Vaccine Stops Hepatitis B for 15 Years
Longer Protection May Reduce Need for Booster Shots
WebMD News Archive
Feb. 28, 2005 -- The hepatitisB vaccine
works for at least 15 years -- longer than once thought.
The vaccine thwarts the virus that causes hepatitis B, a liver disease that
can lead to liver cirrhosis or cancer. Most countries
include the vaccine in their infant immunization programs. It's given in a
series of three shots and was known to protect against hepatitis B for five to
10 years. But no one knew if it worked beyond that point.
Now, researchers have an answer. The vaccine "strongly protected against
[hepatitis B] infection for at least 15 years in all age groups," they
However, the benefits faded fastest in people vaccinated when they were 4
years old or younger. Researchers will keep an eye on those patients to see if
they need additional doses of the vaccine or booster shots in the future.
The news comes from a study of Alaska natives, who have high rates of
hepatitis B, with most cases starting in early childhood.
A total of 1,578 people participated.
In the early 1980s, participants were fully vaccinated against hepatitis B.
All were at least six months old, and some were in their 20s or older.
After 15 years, the researchers were still in touch with almost half of the
group. The vaccine's protection against infection was still going strong in 84%
of those people.
Vaccine Lasts Longer After 5th Birthday
The vaccine's effectiveness waned the most in people vaccinated before their
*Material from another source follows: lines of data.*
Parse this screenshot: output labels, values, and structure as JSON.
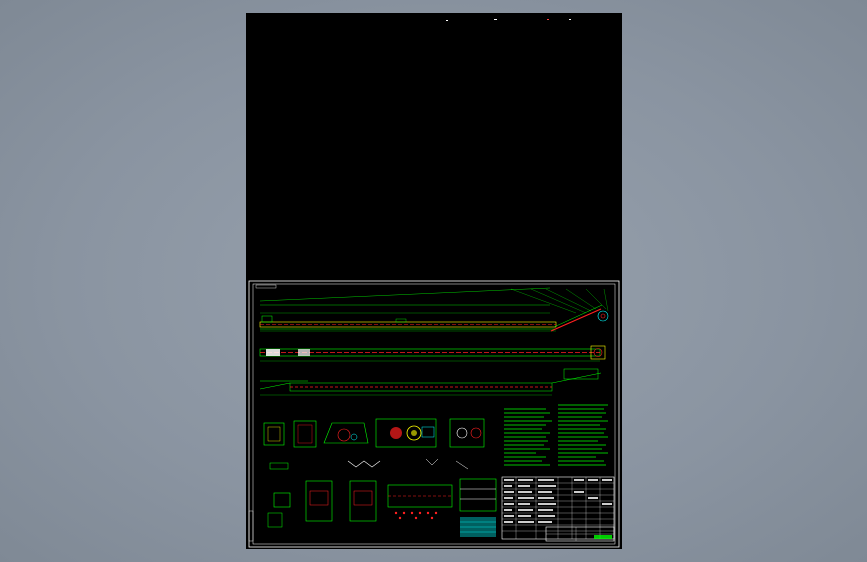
{
  "viewer": {
    "background": "#8a94a1",
    "sheet_color": "#000000"
  },
  "drawing": {
    "frame_color": "#ffffff",
    "colors": {
      "green": "#00ff00",
      "red": "#ff2020",
      "yellow": "#ffff00",
      "cyan": "#00ffff",
      "white": "#ffffff",
      "magenta": "#ff00ff"
    },
    "title_block_label": "",
    "views": [
      "conveyor-elevation",
      "conveyor-plan",
      "conveyor-support-view",
      "section-details",
      "technical-notes",
      "bill-of-materials",
      "title-block"
    ]
  }
}
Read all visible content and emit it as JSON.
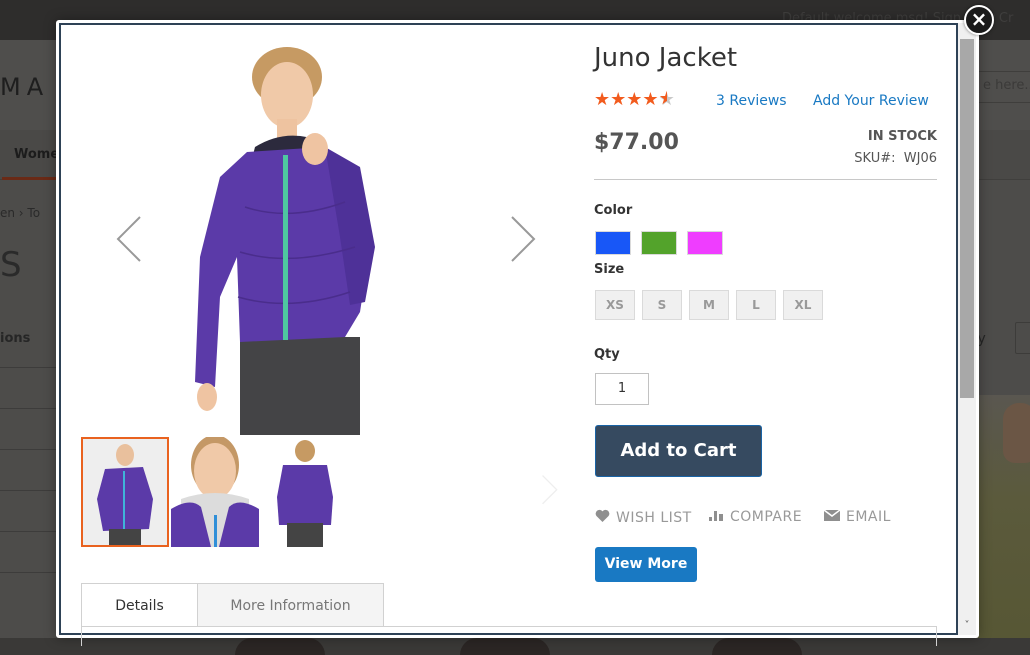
{
  "background_page": {
    "welcome_text": "Default welcome msg!  Sign In  or  Cr",
    "logo_fragment": "MA",
    "search_placeholder": "e here...",
    "nav_item": "Wome",
    "breadcrumb": "en  ›  To",
    "page_title_fragment": "S",
    "filter_heading_fragment": "ions",
    "sort_label_fragment": "t By"
  },
  "modal": {
    "close_label": "×",
    "scroll_up_label": "˄",
    "scroll_down_label": "˅"
  },
  "gallery": {
    "prev_label": "previous",
    "next_label": "next",
    "thumbnails": [
      {
        "alt": "Juno Jacket front",
        "active": true
      },
      {
        "alt": "Juno Jacket closeup",
        "active": false
      },
      {
        "alt": "Juno Jacket back",
        "active": false
      }
    ]
  },
  "product": {
    "name": "Juno Jacket",
    "rating": {
      "value": 4.5,
      "max": 5,
      "stars": [
        "★",
        "★",
        "★",
        "★",
        "★"
      ]
    },
    "reviews_link": "3 Reviews",
    "add_review_link": "Add Your Review",
    "price": "$77.00",
    "stock_status": "IN STOCK",
    "sku_label": "SKU#:",
    "sku_value": "WJ06",
    "color_label": "Color",
    "colors": [
      {
        "name": "Blue",
        "hex": "#1857f7"
      },
      {
        "name": "Green",
        "hex": "#53a32b"
      },
      {
        "name": "Purple",
        "hex": "#ef3dff"
      }
    ],
    "size_label": "Size",
    "sizes": [
      "XS",
      "S",
      "M",
      "L",
      "XL"
    ],
    "qty_label": "Qty",
    "qty_value": "1",
    "add_to_cart": "Add to Cart",
    "actions": {
      "wishlist": "WISH LIST",
      "compare": "COMPARE",
      "email": "EMAIL"
    },
    "view_more": "View More"
  },
  "tabs": [
    {
      "label": "Details",
      "active": true
    },
    {
      "label": "More Information",
      "active": false
    }
  ],
  "colors": {
    "accent_orange": "#f25b1d",
    "link_blue": "#1979c3",
    "cart_button": "#364a60",
    "thumb_active_border": "#e9621f"
  }
}
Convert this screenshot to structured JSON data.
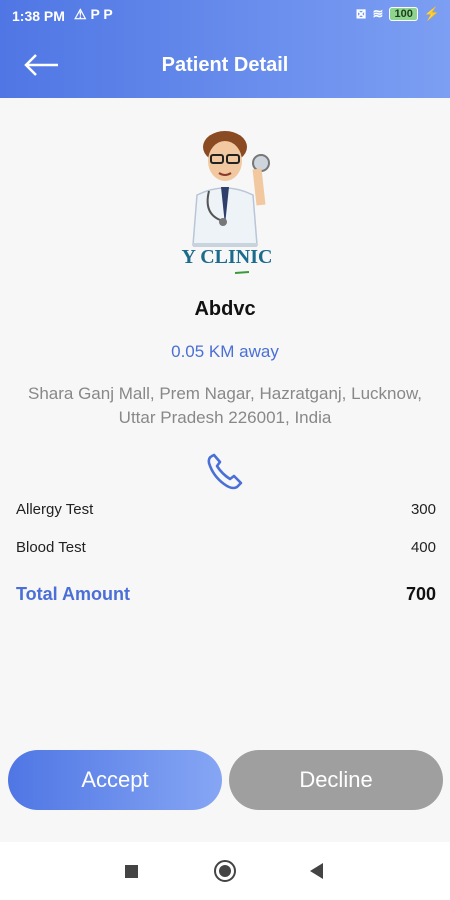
{
  "status_bar": {
    "time": "1:38 PM",
    "left_icons": "⚠ P P",
    "battery": "100"
  },
  "header": {
    "title": "Patient Detail"
  },
  "logo": {
    "text": "Y CLINIC"
  },
  "patient": {
    "name": "Abdvc",
    "distance": "0.05 KM away",
    "address_line1": "Shara Ganj Mall, Prem Nagar, Hazratganj, Lucknow,",
    "address_line2": "Uttar Pradesh 226001, India"
  },
  "tests": [
    {
      "name": "Allergy Test",
      "amount": "300"
    },
    {
      "name": "Blood Test",
      "amount": "400"
    }
  ],
  "total": {
    "label": "Total Amount",
    "value": "700"
  },
  "actions": {
    "accept": "Accept",
    "decline": "Decline"
  },
  "colors": {
    "accent": "#4a6fd6",
    "header_start": "#4f76e4",
    "header_end": "#7c9ff3",
    "decline": "#9f9f9f"
  }
}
fifth birthday. "It is important that we continue to follow this group in
order to determine when and if booster doses will be necessary," says the
The report comes from researchers including Brian McMahon, MD, of the CDC's
Arctic Investigations Program. The study appears in the March 1 edition of the
Annals of Internal Medicine.
The finding may spare patients from needless booster shots, says Ding-Shinn
Chen, MD, of National Taiwan University's medical school.
"Unless continued follow-up and surveillance show clinically significant
rates of infection for adolescents who were vaccinated as children, booster
vaccinations will be wasteful," writes Chen in an Annals of Internal
B can be
spread through contact with infected body fluids, such as through sexual
contact or shared needles. It can also be spread from an infected mother to her
newborn at the time of birth.
The vaccine is the one of the most effective ways to prevent hepatitis B
infection. It's most effective when all three shots of the vaccine are
For further protection, use a condom when you have sex, don't share needles,
wear plastic or latex gloves if you have to touch blood, and don't share
toothbrushes or razors.